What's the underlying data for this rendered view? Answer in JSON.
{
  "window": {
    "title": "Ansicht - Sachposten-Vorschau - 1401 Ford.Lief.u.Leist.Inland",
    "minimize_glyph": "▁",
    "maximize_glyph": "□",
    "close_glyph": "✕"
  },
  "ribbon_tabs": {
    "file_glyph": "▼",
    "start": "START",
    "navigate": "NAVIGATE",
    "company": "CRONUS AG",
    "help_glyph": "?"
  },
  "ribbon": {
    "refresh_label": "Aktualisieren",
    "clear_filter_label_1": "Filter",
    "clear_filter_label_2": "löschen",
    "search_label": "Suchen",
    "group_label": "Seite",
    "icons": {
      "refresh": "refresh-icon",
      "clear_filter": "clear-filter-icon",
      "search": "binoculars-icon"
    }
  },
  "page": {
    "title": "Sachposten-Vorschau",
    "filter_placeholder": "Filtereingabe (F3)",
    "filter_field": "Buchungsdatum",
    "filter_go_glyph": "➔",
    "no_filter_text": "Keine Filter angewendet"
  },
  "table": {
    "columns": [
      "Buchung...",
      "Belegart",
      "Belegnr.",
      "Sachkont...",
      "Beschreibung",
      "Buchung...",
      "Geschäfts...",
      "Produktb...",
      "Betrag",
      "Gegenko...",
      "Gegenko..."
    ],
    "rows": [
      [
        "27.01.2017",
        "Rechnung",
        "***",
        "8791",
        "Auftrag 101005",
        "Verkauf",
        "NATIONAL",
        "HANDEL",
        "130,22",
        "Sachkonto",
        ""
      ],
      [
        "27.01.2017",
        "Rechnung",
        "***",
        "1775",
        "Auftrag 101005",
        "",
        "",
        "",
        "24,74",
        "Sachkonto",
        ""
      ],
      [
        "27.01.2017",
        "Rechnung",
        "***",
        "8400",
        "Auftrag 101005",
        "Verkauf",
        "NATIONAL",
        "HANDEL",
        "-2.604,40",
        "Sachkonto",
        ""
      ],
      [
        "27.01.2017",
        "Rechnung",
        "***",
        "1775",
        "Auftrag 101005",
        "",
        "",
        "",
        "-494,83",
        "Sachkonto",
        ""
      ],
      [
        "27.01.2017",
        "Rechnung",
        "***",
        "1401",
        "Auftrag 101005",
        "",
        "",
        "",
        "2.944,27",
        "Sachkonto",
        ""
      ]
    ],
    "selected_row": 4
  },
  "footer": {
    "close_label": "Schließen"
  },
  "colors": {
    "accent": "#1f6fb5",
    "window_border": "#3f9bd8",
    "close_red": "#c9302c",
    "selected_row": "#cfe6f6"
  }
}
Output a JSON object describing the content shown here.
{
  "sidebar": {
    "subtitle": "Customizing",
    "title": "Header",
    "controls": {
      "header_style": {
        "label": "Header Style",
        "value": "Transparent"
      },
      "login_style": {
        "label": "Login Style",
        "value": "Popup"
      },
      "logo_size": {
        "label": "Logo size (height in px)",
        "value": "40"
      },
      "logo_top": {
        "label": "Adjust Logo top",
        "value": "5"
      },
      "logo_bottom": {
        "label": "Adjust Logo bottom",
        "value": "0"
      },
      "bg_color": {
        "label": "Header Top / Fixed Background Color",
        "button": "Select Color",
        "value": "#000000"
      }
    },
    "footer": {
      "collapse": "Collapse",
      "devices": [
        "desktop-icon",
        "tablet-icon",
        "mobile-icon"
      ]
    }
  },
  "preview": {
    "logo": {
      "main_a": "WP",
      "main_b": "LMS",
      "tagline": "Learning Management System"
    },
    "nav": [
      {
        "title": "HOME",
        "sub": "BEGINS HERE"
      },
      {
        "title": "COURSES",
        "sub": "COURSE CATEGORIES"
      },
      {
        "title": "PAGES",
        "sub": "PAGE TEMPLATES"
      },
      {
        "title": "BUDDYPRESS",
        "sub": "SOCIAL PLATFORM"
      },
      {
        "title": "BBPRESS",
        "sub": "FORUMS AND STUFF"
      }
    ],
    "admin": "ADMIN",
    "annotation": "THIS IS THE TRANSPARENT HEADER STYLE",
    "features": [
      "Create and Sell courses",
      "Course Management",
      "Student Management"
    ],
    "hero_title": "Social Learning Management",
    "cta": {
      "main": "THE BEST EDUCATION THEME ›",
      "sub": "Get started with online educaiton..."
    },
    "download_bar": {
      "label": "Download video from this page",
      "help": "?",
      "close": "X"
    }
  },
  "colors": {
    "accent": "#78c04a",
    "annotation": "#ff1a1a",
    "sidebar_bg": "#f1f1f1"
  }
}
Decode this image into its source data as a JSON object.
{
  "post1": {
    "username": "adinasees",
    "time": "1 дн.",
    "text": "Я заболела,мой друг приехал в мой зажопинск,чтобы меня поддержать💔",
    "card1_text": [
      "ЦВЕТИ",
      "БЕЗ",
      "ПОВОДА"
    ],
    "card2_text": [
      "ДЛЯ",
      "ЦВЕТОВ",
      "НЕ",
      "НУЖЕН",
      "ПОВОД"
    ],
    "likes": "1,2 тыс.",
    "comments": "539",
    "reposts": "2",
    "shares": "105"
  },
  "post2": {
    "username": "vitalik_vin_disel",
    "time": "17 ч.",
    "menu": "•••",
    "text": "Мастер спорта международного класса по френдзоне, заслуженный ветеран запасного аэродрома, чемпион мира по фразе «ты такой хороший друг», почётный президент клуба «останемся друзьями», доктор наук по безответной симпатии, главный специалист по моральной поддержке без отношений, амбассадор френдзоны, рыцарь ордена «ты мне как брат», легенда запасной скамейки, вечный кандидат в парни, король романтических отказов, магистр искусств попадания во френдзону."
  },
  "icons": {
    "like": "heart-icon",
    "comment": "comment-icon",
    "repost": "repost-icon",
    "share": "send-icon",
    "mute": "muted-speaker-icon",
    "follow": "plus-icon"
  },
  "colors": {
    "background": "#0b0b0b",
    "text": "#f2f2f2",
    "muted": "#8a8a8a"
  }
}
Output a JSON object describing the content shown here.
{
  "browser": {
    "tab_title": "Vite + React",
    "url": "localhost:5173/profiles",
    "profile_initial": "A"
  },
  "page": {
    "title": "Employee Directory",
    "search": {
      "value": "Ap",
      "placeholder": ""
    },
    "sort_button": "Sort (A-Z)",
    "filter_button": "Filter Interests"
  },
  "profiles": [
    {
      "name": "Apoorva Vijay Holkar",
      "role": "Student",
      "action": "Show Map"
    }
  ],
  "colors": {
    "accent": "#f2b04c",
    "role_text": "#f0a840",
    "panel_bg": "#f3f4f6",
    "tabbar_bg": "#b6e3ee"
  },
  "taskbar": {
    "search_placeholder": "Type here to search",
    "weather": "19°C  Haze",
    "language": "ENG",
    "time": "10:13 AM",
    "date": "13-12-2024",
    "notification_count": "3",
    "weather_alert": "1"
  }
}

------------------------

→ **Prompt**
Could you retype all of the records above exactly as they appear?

→ **Solution for this problem**
What's the underlying data for this rendered view? Answer in JSON.
{
  "window": {
    "title": "Ansicht - Sachposten-Vorschau - 1401 Ford.Lief.u.Leist.Inland",
    "minimize_glyph": "▁",
    "maximize_glyph": "□",
    "close_glyph": "✕"
  },
  "ribbon_tabs": {
    "file_glyph": "▼",
    "start": "START",
    "navigate": "NAVIGATE",
    "company": "CRONUS AG",
    "help_glyph": "?"
  },
  "ribbon": {
    "refresh_label": "Aktualisieren",
    "clear_filter_label_1": "Filter",
    "clear_filter_label_2": "löschen",
    "search_label": "Suchen",
    "group_label": "Seite",
    "icons": {
      "refresh": "refresh-icon",
      "clear_filter": "clear-filter-icon",
      "search": "binoculars-icon"
    }
  },
  "page": {
    "title": "Sachposten-Vorschau",
    "filter_placeholder": "Filtereingabe (F3)",
    "filter_field": "Buchungsdatum",
    "filter_go_glyph": "➔",
    "no_filter_text": "Keine Filter angewendet"
  },
  "table": {
    "columns": [
      "Buchung...",
      "Belegart",
      "Belegnr.",
      "Sachkont...",
      "Beschreibung",
      "Buchung...",
      "Geschäfts...",
      "Produktb...",
      "Betrag",
      "Gegenko...",
      "Gegenko..."
    ],
    "rows": [
      [
        "27.01.2017",
        "Rechnung",
        "***",
        "8791",
        "Auftrag 101005",
        "Verkauf",
        "NATIONAL",
        "HANDEL",
        "130,22",
        "Sachkonto",
        ""
      ],
      [
        "27.01.2017",
        "Rechnung",
        "***",
        "1775",
        "Auftrag 101005",
        "",
        "",
        "",
        "24,74",
        "Sachkonto",
        ""
      ],
      [
        "27.01.2017",
        "Rechnung",
        "***",
        "8400",
        "Auftrag 101005",
        "Verkauf",
        "NATIONAL",
        "HANDEL",
        "-2.604,40",
        "Sachkonto",
        ""
      ],
      [
        "27.01.2017",
        "Rechnung",
        "***",
        "1775",
        "Auftrag 101005",
        "",
        "",
        "",
        "-494,83",
        "Sachkonto",
        ""
      ],
      [
        "27.01.2017",
        "Rechnung",
        "***",
        "1401",
        "Auftrag 101005",
        "",
        "",
        "",
        "2.944,27",
        "Sachkonto",
        ""
      ]
    ],
    "selected_row": 4
  },
  "footer": {
    "close_label": "Schließen"
  },
  "colors": {
    "accent": "#1f6fb5",
    "window_border": "#3f9bd8",
    "close_red": "#c9302c",
    "selected_row": "#cfe6f6"
  }
}
Output a JSON object describing the content shown here.
{
  "sidebar": {
    "subtitle": "Customizing",
    "title": "Header",
    "controls": {
      "header_style": {
        "label": "Header Style",
        "value": "Transparent"
      },
      "login_style": {
        "label": "Login Style",
        "value": "Popup"
      },
      "logo_size": {
        "label": "Logo size (height in px)",
        "value": "40"
      },
      "logo_top": {
        "label": "Adjust Logo top",
        "value": "5"
      },
      "logo_bottom": {
        "label": "Adjust Logo bottom",
        "value": "0"
      },
      "bg_color": {
        "label": "Header Top / Fixed Background Color",
        "button": "Select Color",
        "value": "#000000"
      }
    },
    "footer": {
      "collapse": "Collapse",
      "devices": [
        "desktop-icon",
        "tablet-icon",
        "mobile-icon"
      ]
    }
  },
  "preview": {
    "logo": {
      "main_a": "WP",
      "main_b": "LMS",
      "tagline": "Learning Management System"
    },
    "nav": [
      {
        "title": "HOME",
        "sub": "BEGINS HERE"
      },
      {
        "title": "COURSES",
        "sub": "COURSE CATEGORIES"
      },
      {
        "title": "PAGES",
        "sub": "PAGE TEMPLATES"
      },
      {
        "title": "BUDDYPRESS",
        "sub": "SOCIAL PLATFORM"
      },
      {
        "title": "BBPRESS",
        "sub": "FORUMS AND STUFF"
      }
    ],
    "admin": "ADMIN",
    "annotation": "THIS IS THE TRANSPARENT HEADER STYLE",
    "features": [
      "Create and Sell courses",
      "Course Management",
      "Student Management"
    ],
    "hero_title": "Social Learning Management",
    "cta": {
      "main": "THE BEST EDUCATION THEME ›",
      "sub": "Get started with online educaiton..."
    },
    "download_bar": {
      "label": "Download video from this page",
      "help": "?",
      "close": "X"
    }
  },
  "colors": {
    "accent": "#78c04a",
    "annotation": "#ff1a1a",
    "sidebar_bg": "#f1f1f1"
  }
}
Decode this image into its source data as a JSON object.
{
  "post1": {
    "username": "adinasees",
    "time": "1 дн.",
    "text": "Я заболела,мой друг приехал в мой зажопинск,чтобы меня поддержать💔",
    "card1_text": [
      "ЦВЕТИ",
      "БЕЗ",
      "ПОВОДА"
    ],
    "card2_text": [
      "ДЛЯ",
      "ЦВЕТОВ",
      "НЕ",
      "НУЖЕН",
      "ПОВОД"
    ],
    "likes": "1,2 тыс.",
    "comments": "539",
    "reposts": "2",
    "shares": "105"
  },
  "post2": {
    "username": "vitalik_vin_disel",
    "time": "17 ч.",
    "menu": "•••",
    "text": "Мастер спорта международного класса по френдзоне, заслуженный ветеран запасного аэродрома, чемпион мира по фразе «ты такой хороший друг», почётный президент клуба «останемся друзьями», доктор наук по безответной симпатии, главный специалист по моральной поддержке без отношений, амбассадор френдзоны, рыцарь ордена «ты мне как брат», легенда запасной скамейки, вечный кандидат в парни, король романтических отказов, магистр искусств попадания во френдзону."
  },
  "icons": {
    "like": "heart-icon",
    "comment": "comment-icon",
    "repost": "repost-icon",
    "share": "send-icon",
    "mute": "muted-speaker-icon",
    "follow": "plus-icon"
  },
  "colors": {
    "background": "#0b0b0b",
    "text": "#f2f2f2",
    "muted": "#8a8a8a"
  }
}
Output a JSON object describing the content shown here.
{
  "browser": {
    "tab_title": "Vite + React",
    "url": "localhost:5173/profiles",
    "profile_initial": "A"
  },
  "page": {
    "title": "Employee Directory",
    "search": {
      "value": "Ap",
      "placeholder": ""
    },
    "sort_button": "Sort (A-Z)",
    "filter_button": "Filter Interests"
  },
  "profiles": [
    {
      "name": "Apoorva Vijay Holkar",
      "role": "Student",
      "action": "Show Map"
    }
  ],
  "colors": {
    "accent": "#f2b04c",
    "role_text": "#f0a840",
    "panel_bg": "#f3f4f6",
    "tabbar_bg": "#b6e3ee"
  },
  "taskbar": {
    "search_placeholder": "Type here to search",
    "weather": "19°C  Haze",
    "language": "ENG",
    "time": "10:13 AM",
    "date": "13-12-2024",
    "notification_count": "3",
    "weather_alert": "1"
  }
}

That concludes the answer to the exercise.